(Items from an interface collection)
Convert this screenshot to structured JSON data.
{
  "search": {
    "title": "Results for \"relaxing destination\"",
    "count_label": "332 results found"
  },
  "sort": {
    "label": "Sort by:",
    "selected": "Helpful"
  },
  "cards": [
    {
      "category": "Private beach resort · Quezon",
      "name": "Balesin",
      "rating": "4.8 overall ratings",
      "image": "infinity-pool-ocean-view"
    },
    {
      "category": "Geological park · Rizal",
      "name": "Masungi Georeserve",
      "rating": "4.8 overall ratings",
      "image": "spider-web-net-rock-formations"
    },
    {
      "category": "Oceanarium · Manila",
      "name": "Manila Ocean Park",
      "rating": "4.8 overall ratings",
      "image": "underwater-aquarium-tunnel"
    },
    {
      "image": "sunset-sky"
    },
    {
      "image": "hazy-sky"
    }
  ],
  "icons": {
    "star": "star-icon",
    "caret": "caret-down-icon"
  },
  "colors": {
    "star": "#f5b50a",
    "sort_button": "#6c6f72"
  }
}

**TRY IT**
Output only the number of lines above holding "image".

**PROBLEM SOLUTION**
5